These are not the only parallels between Thrones and the Furioso. But even these few points of alignment demonstrate the romance epic’s strength as a model through which to better understand Thrones: in this case, by revealing the literary underpinnings of how impossible Daenerys’s political claim really is. The “better world” Daenerys sought to build insisted on her blood-given claim to rule; her bloodline, however, was tainted by a history of incest and madness. Moreover, her bloodline would end, since Daenerys herself was barren: the very antithesis of epic’s obsession with dynastic heirs. We may not have liked Daenerys’s fall at the hands of her lover-cum-nephew-cum-dynastic rival (I certainly didn’t), but seen through Ariosto’s lens, she never could have been a Bradamante. Ariosto reminds us just how deep-seated the paradox is for such women who buy into the dynastic system—which necessarily depends on heirs and consequently values women mostly for their maternity—but also seek empowerment through it. And Thrones reminds us, too: in the end, it is Bran “the Broken,” a man removed from dynastic interests and incapable of producing an heir, who gets to accomplish Daenerys’s goal of “breaking the wheel.”
Is this regressive? Yes. But reading Thrones through epic’s historical evolution from medieval to romance can reveal much: in this case, how the convention of women as genealogical vessels above all has been entrenched in our cultural discourse for centuries. In the light of Ariosto, that is, Daenerys never stood a chance.
It’s a lesson that we might have known earlier, if we’d read the correct epic models alongside their contemporary manifestation. More broadly, the parallels that emerge between Thrones and the Furioso remind us that our contemporary debates are not incompatible with the problems posed by historical epic; rather, many of the social, cultural, and political issues we grapple with today featured already in the premodern world. The work continues.
This article was commissioned by Stephen Twilley.
- Epic has a long and complicated tradition: over the millennia, countless subgenres have emerged. These include ancient Greek epic, classical Latin epic, Christian epic, medieval epic, Renaissance epic, romance epic, parodic mock-epic, modern epic, fantasy epic (the list goes on). Since these categories conflate chronological and thematic qualifiers, they are not necessarily mutually exclusive. ↩
- The first edition was printed in 1516, but Ariosto continued to work on it and another edition with five added cantos was printed in 1532. For an English translation, see Ludovico Ariosto, Orlando Furioso, translated from the Italian by Guido Waldman (Oxford University Press, 1983). ↩

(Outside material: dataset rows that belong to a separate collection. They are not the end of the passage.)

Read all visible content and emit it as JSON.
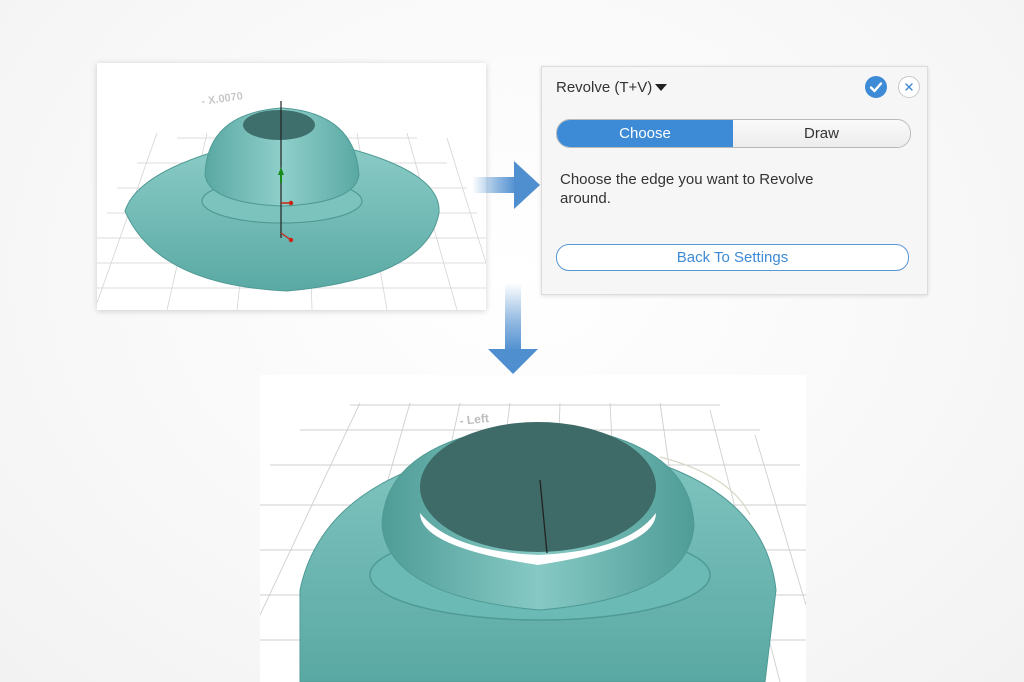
{
  "panel": {
    "title": "Revolve (T+V)",
    "tabs": [
      {
        "label": "Choose",
        "active": true
      },
      {
        "label": "Draw",
        "active": false
      }
    ],
    "instruction": "Choose the edge you want to Revolve around.",
    "back_button": "Back To Settings",
    "accent_color": "#3d8ad6"
  },
  "viewport_top": {
    "watermark": "- X.0070"
  },
  "viewport_bottom": {
    "watermark": "- Left"
  },
  "model_color": "#6bbab5",
  "icons": {
    "confirm": "checkmark-icon",
    "close": "close-icon",
    "dropdown": "caret-down-icon",
    "arrow_right": "arrow-right-icon",
    "arrow_down": "arrow-down-icon"
  }
}
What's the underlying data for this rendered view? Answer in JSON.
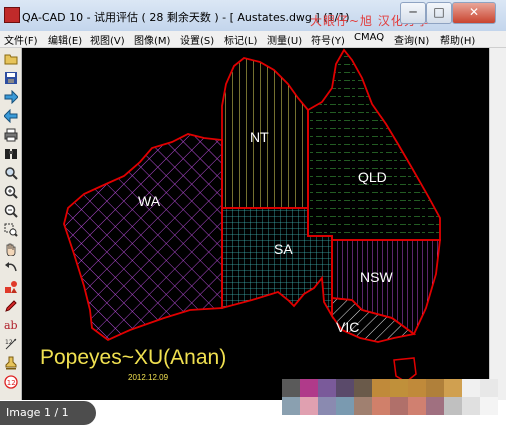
{
  "window": {
    "title": "QA-CAD 10 - 试用评估 ( 28 剩余天数 ) - [ Austates.dwg ] (1/1)",
    "watermark": "大眼仔~旭 汉化分享",
    "controls": {
      "minimize": "─",
      "maximize": "□",
      "close": "✕"
    }
  },
  "menu": [
    "文件(F)",
    "编辑(E)",
    "视图(V)",
    "图像(M)",
    "设置(S)",
    "标记(L)",
    "测量(U)",
    "符号(Y)",
    "CMAQ",
    "查询(N)",
    "帮助(H)"
  ],
  "toolbar": [
    {
      "icon": "open-folder-icon",
      "interactable": true
    },
    {
      "icon": "save-disk-icon",
      "interactable": true
    },
    {
      "icon": "arrow-right-icon",
      "interactable": true
    },
    {
      "icon": "arrow-left-icon",
      "interactable": true
    },
    {
      "icon": "print-icon",
      "interactable": true
    },
    {
      "icon": "binoculars-icon",
      "interactable": true
    },
    {
      "icon": "search-icon",
      "interactable": true
    },
    {
      "icon": "zoom-in-icon",
      "interactable": true
    },
    {
      "icon": "zoom-out-icon",
      "interactable": true
    },
    {
      "icon": "zoom-window-icon",
      "interactable": true
    },
    {
      "icon": "pan-hand-icon",
      "interactable": true
    },
    {
      "icon": "undo-curve-icon",
      "interactable": true
    },
    {
      "icon": "shapes-icon",
      "interactable": true
    },
    {
      "icon": "pen-icon",
      "interactable": true
    },
    {
      "icon": "text-ab-icon",
      "interactable": true
    },
    {
      "icon": "dimension-icon",
      "interactable": true
    },
    {
      "icon": "stamp-icon",
      "interactable": true
    },
    {
      "icon": "number-stamp-icon",
      "interactable": true
    }
  ],
  "drawing": {
    "regions": [
      "WA",
      "NT",
      "SA",
      "QLD",
      "NSW",
      "VIC"
    ],
    "credit": "Popeyes~XU(Anan)",
    "date": "2012.12.09",
    "colors": {
      "outline": "#e00000",
      "WA": "#b44bd6",
      "NT": "#e8e060",
      "SA": "#3fb4b4",
      "QLD": "#3a9a3a",
      "NSW": "#b44bd6",
      "VIC": "#e8e8e8"
    }
  },
  "status": {
    "page": "Image 1 / 1"
  },
  "palette": [
    "#5a5a5a",
    "#b03a8a",
    "#7a5a9a",
    "#5a4a6a",
    "#6a5a4a",
    "#c08a3a",
    "#c0903a",
    "#c08a3a",
    "#b0803a",
    "#d0a050",
    "#f0f0f0",
    "#e8e8e8",
    "#8aa0b0",
    "#e0a0b0",
    "#8a8ab0",
    "#7a9ab0",
    "#a08070",
    "#d0806a",
    "#b0706a",
    "#d08070",
    "#a07080",
    "#c0c0c0",
    "#e0e0e0",
    "#f4f4f4"
  ]
}
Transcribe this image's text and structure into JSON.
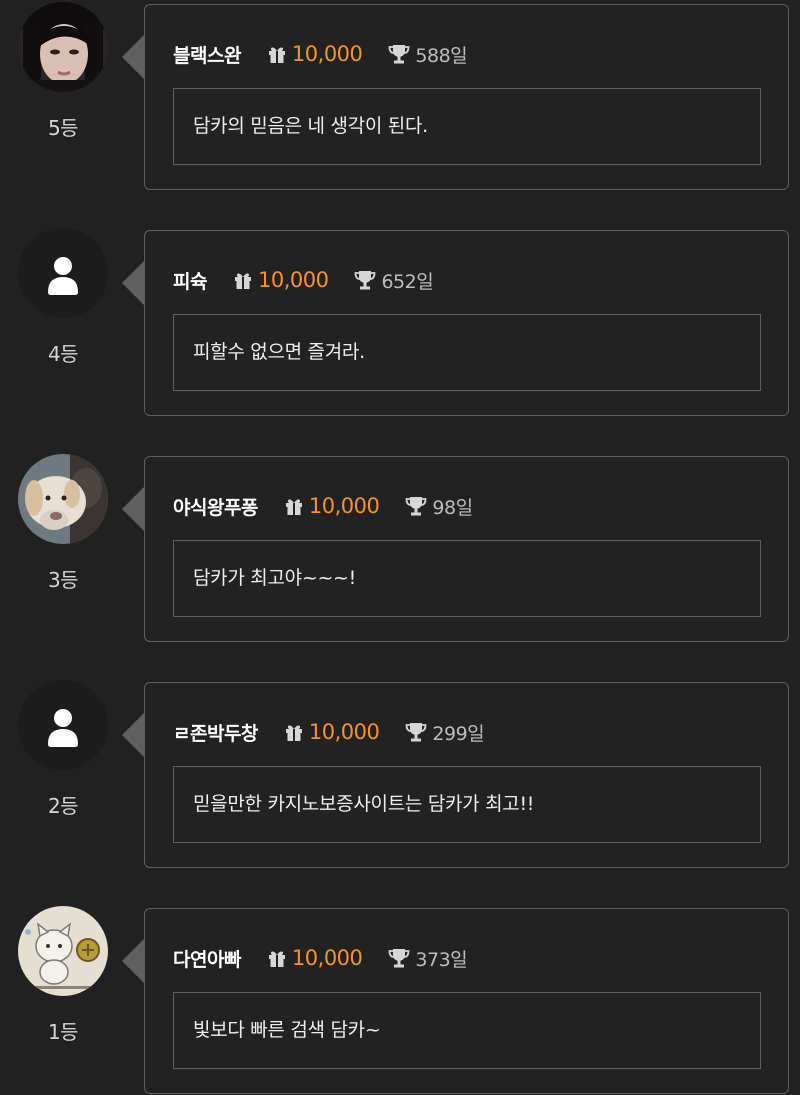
{
  "comments": [
    {
      "nickname": "블랙스완",
      "points": "10,000",
      "days": "588일",
      "message": "담카의 믿음은 네 생각이 된다.",
      "rank": "5등",
      "avatar": "photo-woman-icon"
    },
    {
      "nickname": "피슉",
      "points": "10,000",
      "days": "652일",
      "message": "피할수 없으면 즐겨라.",
      "rank": "4등",
      "avatar": "default-user-icon"
    },
    {
      "nickname": "야식왕푸퐁",
      "points": "10,000",
      "days": "98일",
      "message": "담카가 최고야~~~!",
      "rank": "3등",
      "avatar": "photo-dog-icon"
    },
    {
      "nickname": "ㄹ존박두창",
      "points": "10,000",
      "days": "299일",
      "message": "믿을만한 카지노보증사이트는 담카가 최고!!",
      "rank": "2등",
      "avatar": "default-user-icon"
    },
    {
      "nickname": "다연아빠",
      "points": "10,000",
      "days": "373일",
      "message": "빛보다 빠른 검색 담카~",
      "rank": "1등",
      "avatar": "drawing-cat-icon"
    }
  ],
  "colors": {
    "background": "#212121",
    "border": "#5f5f5f",
    "points": "#f7932e"
  },
  "icons": {
    "points": "gift-icon",
    "days": "trophy-icon"
  }
}
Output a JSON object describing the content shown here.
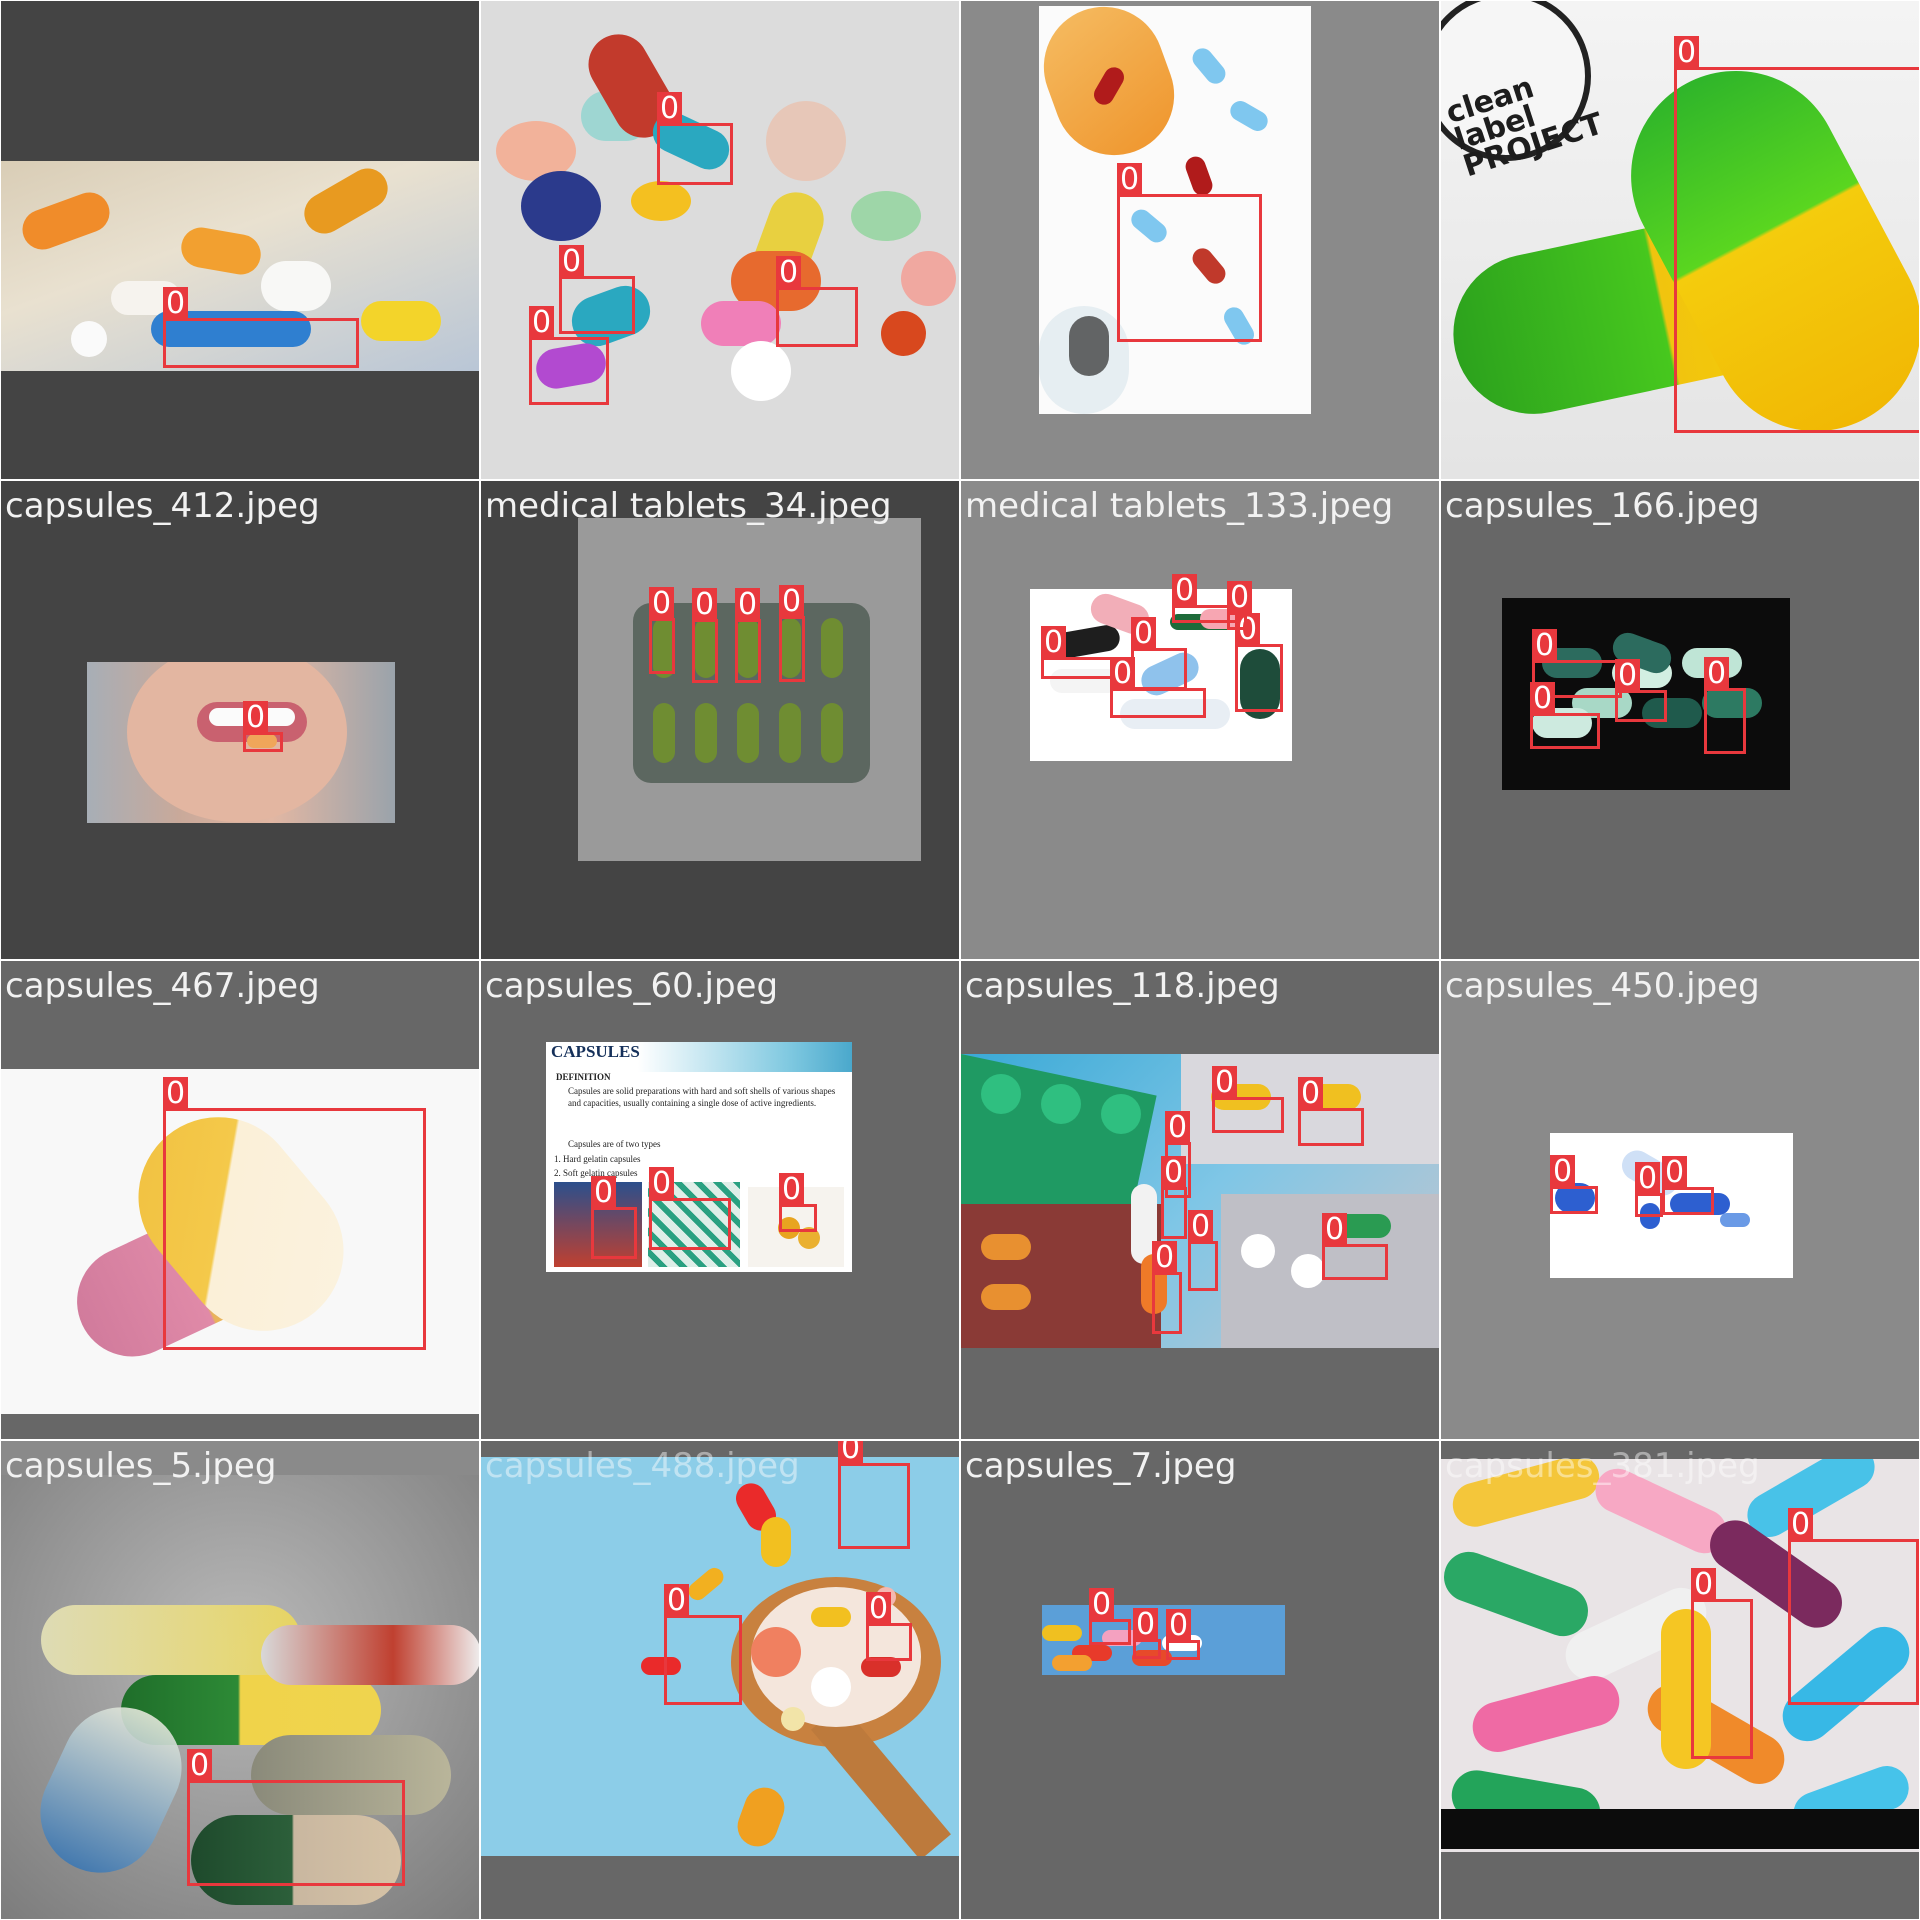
{
  "colors": {
    "box": "#e8383d",
    "label_text": "#f2f2f2",
    "bg_dark": "#444444",
    "bg_mid": "#676767",
    "bg_light": "#8a8a8a"
  },
  "class_id": "0",
  "tiles": [
    {
      "filename": "",
      "boxes": 1
    },
    {
      "filename": "",
      "boxes": 4
    },
    {
      "filename": "",
      "boxes": 1
    },
    {
      "filename": "",
      "boxes": 1
    },
    {
      "filename": "capsules_412.jpeg",
      "boxes": 1
    },
    {
      "filename": "medical tablets_34.jpeg",
      "boxes": 4
    },
    {
      "filename": "medical tablets_133.jpeg",
      "boxes": 6
    },
    {
      "filename": "capsules_166.jpeg",
      "boxes": 4
    },
    {
      "filename": "capsules_467.jpeg",
      "boxes": 1
    },
    {
      "filename": "capsules_60.jpeg",
      "boxes": 3
    },
    {
      "filename": "capsules_118.jpeg",
      "boxes": 7
    },
    {
      "filename": "capsules_450.jpeg",
      "boxes": 3
    },
    {
      "filename": "capsules_5.jpeg",
      "boxes": 1
    },
    {
      "filename": "capsules_488.jpeg",
      "boxes": 3
    },
    {
      "filename": "capsules_7.jpeg",
      "boxes": 3
    },
    {
      "filename": "capsules_381.jpeg",
      "boxes": 2
    }
  ],
  "logo": {
    "text": "clean\nlabel\nPROJECT"
  },
  "slide": {
    "title": "CAPSULES",
    "heading": "DEFINITION",
    "bullet": "Capsules are solid preparations with hard and soft shells of various shapes and capacities, usually containing a single dose of active ingredients.",
    "types_intro": "Capsules are of two types",
    "type_1": "1.  Hard gelatin capsules",
    "type_2": "2.  Soft gelatin capsules"
  }
}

- See The Cambridge Companion to the Epic, edited by Catherine Bates (Cambridge University Press, 2010). ↩
- See Daniel Javitch, Proclaiming a Classic: The Canonization of Orlando Furioso (Princeton University Press, 1991). ↩
- Matteo Maria Boiardo, Orlando Innamorato (Orlando in Love), translated from the Italian by Charles Stanley Ross (Parlor Press, 2004). ↩
- For more detail on the “prehistory of the romance epic in Italy,” see Jane Everson, The Italian Romance Epic in the Age of Humanism: The Matter of Italy and the World of Rome (Oxford University Press, 2001), pp. 28–52. ↩
- Virgil, The Aeneid, translated from the Latin by Frederick Ahl (Oxford University Press), p. 3. ↩
- See Eleonora Stoppino, Genealogies of Fiction: Women Warriors and the Dynastic Imagination in the Orlando Furioso (Fordham University Press, 2012). ↩